Their musical history dates back to college days at New York University circa 1963 when the Greenwich Village folk revival was in its’ heyday. They made their first recording together as members of the Even Dozen Jug Band with future luminaries Maria Muldaur, Stefan Grossman and others. The rest, of course is musical history. John Sebastian became lead singer and songwriter of one of America’s most popular bands – the Lovin’ Spoonful and David Grisman spearheaded an acoustic music revolution with his genre-defying “Dawg” music.
Finally, after a 40+ year hiatus, their paths crossed again at a benefit concert in Mill Valley, California. After this mutually enjoyable evening of spontaneous music, it became obvious that they would continue collaborating and the result is Satisfied – a stunning collection of acoustic duets featuring traditional folk tunes, blues, classy instrumentals and originals by these two legendary masters.
Released in 1982, this was Depeche Mode’s first album following Vince Clarke’s departure. Certified Gold in the U.K., the recording includes the hits “See You,” “The Meaning Of Love” and “Nothing To Fear.” Written entirely by Martin Gore and featuring more complex arrangements, A Broken Frame is one of the band’s most ambitious efforts to date. (more…)
Chesky Records would like to introduce its new Binaural+ Series. Binaural sound has been around for a long time, but until now it was just for headphones and could not be enjoyed on speakers. Our Binaural+ Series recordings sound great on headphones and speakers, and capture the sound of music as you would if you were sitting in front of the band. The Binaural+ Series sessions were recorded in high-resolution 192-kHz/24-bit sound with a special Binaural head (a “dummy” human head with specially calibrated microphones where the ears would be).
Now headphone users will hear the same three-dimensional sound and imaging as audiophiles have for the past 25 years with Chesky Recordings. Also these new Binaural+ Series albums capture even more spatial realism for the home audiophile market, bringing you one step closer to the actual event.

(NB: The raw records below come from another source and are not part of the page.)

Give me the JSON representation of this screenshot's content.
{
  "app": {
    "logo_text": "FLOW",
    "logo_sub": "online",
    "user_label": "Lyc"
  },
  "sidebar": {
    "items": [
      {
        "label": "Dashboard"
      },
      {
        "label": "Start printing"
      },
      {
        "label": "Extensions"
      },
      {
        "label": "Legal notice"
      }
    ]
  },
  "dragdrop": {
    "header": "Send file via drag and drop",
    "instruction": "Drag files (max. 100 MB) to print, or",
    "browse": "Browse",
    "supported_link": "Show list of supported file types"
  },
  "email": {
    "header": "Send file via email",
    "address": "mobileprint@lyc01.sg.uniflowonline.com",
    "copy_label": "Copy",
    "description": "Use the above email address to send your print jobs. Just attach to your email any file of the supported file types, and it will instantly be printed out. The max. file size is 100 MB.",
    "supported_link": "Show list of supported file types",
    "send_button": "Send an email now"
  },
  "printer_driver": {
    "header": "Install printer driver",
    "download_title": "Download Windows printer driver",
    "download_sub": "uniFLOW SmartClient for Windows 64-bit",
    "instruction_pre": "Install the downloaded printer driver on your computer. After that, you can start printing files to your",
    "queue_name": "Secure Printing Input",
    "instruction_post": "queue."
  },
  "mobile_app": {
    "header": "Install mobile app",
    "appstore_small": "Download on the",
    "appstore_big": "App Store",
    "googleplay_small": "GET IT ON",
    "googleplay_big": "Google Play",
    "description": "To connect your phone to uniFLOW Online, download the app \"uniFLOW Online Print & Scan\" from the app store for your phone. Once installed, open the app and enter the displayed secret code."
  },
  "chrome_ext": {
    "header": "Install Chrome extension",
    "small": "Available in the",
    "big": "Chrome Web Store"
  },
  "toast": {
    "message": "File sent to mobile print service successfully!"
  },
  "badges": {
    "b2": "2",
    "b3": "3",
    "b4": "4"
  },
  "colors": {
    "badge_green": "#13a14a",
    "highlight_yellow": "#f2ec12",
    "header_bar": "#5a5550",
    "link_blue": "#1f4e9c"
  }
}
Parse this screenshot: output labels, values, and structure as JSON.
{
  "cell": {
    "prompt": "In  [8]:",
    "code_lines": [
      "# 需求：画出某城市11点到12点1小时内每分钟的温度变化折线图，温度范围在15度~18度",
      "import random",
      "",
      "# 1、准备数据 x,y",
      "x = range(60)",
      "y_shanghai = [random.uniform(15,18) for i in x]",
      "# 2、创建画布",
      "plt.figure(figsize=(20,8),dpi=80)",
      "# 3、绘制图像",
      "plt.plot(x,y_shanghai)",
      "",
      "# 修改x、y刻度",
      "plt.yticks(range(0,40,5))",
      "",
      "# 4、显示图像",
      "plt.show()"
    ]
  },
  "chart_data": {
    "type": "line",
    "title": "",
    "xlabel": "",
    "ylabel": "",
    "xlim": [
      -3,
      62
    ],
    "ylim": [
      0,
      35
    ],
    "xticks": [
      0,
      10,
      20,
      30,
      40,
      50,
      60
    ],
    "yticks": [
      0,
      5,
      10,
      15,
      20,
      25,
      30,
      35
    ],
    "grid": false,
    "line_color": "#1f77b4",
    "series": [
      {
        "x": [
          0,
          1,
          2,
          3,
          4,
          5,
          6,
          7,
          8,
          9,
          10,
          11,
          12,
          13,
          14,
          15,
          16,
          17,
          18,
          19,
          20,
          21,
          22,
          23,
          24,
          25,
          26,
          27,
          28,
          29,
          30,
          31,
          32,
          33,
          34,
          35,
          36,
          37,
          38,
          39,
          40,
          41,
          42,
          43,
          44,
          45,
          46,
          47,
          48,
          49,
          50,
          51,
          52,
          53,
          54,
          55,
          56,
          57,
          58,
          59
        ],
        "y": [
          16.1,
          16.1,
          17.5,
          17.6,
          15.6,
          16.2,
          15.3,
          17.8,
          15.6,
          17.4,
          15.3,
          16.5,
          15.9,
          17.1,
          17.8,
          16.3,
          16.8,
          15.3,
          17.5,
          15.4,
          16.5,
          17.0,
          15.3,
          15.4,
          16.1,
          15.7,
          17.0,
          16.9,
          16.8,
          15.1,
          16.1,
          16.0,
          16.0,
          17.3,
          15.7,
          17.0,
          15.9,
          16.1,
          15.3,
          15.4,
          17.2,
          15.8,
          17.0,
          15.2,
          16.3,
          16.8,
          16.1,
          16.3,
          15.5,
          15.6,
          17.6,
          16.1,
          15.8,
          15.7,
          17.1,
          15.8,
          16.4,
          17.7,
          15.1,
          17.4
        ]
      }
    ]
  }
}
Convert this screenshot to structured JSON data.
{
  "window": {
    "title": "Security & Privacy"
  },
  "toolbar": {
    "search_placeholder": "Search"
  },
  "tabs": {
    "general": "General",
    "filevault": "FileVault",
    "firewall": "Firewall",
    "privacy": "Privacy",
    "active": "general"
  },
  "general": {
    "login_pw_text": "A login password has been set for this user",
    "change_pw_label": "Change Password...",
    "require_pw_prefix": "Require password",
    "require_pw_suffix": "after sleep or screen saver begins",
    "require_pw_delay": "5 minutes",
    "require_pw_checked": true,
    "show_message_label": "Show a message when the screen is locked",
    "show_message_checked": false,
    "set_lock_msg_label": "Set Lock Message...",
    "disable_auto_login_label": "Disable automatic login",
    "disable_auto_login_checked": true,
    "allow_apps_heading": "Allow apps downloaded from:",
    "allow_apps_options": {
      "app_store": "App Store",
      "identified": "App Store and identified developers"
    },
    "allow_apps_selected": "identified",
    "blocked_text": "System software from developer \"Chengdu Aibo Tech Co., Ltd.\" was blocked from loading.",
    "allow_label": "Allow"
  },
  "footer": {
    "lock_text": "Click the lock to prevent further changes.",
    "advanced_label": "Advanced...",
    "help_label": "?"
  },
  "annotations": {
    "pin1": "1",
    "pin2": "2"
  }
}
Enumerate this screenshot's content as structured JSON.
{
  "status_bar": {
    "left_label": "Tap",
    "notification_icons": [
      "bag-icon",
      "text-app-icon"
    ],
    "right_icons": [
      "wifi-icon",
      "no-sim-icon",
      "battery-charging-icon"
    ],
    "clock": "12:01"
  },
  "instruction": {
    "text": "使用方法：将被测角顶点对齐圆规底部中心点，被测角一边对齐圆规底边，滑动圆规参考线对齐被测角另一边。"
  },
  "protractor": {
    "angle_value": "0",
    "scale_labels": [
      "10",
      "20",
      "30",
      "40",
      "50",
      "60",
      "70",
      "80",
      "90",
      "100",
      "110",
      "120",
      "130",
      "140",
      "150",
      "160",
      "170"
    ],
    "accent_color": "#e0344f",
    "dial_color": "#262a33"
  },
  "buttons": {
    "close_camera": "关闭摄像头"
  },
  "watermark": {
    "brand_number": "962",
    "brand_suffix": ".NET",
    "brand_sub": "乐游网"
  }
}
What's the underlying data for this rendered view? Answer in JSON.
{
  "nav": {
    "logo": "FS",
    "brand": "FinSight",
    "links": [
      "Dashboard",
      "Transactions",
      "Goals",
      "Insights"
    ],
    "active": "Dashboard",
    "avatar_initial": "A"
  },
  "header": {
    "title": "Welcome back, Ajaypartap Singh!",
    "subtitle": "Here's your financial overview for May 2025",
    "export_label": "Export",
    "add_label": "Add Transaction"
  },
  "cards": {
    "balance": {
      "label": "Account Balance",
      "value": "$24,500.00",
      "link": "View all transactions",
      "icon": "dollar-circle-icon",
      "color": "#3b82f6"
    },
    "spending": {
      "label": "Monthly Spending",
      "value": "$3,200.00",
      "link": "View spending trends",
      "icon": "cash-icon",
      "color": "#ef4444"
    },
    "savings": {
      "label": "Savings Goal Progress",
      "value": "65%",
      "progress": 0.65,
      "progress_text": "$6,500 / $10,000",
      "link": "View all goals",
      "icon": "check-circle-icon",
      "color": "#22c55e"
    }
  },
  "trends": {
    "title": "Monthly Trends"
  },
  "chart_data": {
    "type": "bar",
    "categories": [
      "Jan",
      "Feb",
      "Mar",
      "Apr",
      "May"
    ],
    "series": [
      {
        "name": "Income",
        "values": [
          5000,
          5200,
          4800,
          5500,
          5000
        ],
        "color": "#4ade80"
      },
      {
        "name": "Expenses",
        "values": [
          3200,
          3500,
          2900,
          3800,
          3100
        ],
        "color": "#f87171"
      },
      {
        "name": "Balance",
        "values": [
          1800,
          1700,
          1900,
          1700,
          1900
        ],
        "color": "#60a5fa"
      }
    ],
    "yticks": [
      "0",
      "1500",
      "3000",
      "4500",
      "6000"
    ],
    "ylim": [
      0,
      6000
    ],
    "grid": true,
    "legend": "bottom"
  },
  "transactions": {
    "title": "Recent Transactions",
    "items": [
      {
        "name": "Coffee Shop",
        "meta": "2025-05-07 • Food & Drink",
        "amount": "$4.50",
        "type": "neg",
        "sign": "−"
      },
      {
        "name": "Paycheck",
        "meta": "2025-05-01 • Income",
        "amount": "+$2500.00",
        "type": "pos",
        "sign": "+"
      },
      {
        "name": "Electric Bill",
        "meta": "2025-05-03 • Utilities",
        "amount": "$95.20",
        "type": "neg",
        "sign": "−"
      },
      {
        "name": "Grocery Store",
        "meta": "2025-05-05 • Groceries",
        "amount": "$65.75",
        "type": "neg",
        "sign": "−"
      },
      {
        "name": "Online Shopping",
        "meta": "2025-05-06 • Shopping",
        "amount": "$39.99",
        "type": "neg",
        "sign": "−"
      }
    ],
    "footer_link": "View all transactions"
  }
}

Jerry Lee’s second album for Sun Records featured one of rock and roll’s all-time greatest recordings: “Great Balls Of Fire.” The single, charged with controversial sexual undertones, manic piano-playing, and Lewis’ quirky tenor, made the already famous wild-man of rock a superstar. Greatest also features a number of covers performed as only Lewis could pull them off, including Barrett Strong’s “Money,” and Ray Charles’ “What’d I Say.” (more…)
This smoking organ trio recording is both a first for guitarist Larry Coryell and a return to his roots. More than 40 years after moving to New York City from Seattle, Coryell comes full circle back to his roots with this inspired organ trio outing. And in the stellar company of Yahel and Wertico, he is pushed to some exhilarating heights on these nine tracks. (more…)
Her first recording with string orchestra, Silent Pool captures Marian’s distinctive, encyclopedic piano playing and her signature, lyrical original compositions in a truly mesmerizing setting. Wrapped in lush and inventive string orchestrations from the pen of acclaimed arranger Alan Broadbent, Silent Pool stands out as the landmark recording in Marian McPartland’s long and distinguished career in music.
Simply gorgeous. This beautiful, if not altogether outstanding, piano trio-and-orchestra recording is a natural for the romantic pianist Marian McPartland. -Douglas Payne, All About Jazz (more…)